### DATASET EXTRACT ###

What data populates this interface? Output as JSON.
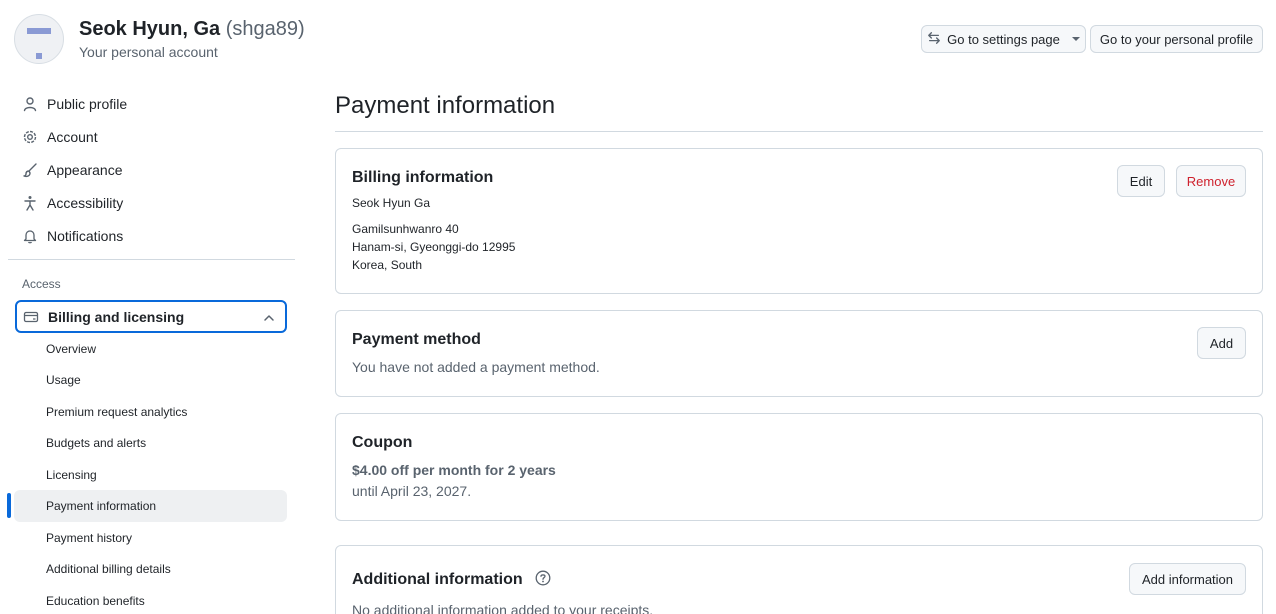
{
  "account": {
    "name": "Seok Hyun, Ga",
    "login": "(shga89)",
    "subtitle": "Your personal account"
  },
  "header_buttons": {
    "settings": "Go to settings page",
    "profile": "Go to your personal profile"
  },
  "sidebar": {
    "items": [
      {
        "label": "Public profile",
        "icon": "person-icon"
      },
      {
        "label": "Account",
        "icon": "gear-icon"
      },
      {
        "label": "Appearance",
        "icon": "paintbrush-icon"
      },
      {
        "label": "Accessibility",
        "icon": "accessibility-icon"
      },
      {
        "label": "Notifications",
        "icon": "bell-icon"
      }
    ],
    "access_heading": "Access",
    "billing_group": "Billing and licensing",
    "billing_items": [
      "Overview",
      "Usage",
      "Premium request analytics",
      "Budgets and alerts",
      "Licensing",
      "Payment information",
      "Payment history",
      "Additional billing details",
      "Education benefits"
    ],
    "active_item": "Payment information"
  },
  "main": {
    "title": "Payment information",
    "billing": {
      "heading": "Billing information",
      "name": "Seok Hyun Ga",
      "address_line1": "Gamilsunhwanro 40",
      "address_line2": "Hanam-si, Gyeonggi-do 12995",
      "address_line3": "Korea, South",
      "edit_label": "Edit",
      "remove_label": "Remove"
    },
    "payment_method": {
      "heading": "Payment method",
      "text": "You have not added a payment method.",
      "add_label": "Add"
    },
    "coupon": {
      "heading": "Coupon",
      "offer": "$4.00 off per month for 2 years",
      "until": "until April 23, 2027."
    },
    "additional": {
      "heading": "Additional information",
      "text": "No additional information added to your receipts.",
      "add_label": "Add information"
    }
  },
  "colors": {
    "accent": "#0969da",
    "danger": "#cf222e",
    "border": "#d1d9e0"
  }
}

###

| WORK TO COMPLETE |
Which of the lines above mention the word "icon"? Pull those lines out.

| EXERCISE ANSWER |
        "icon": "person-icon"
        "icon": "gear-icon"
        "icon": "paintbrush-icon"
        "icon": "accessibility-icon"
        "icon": "bell-icon"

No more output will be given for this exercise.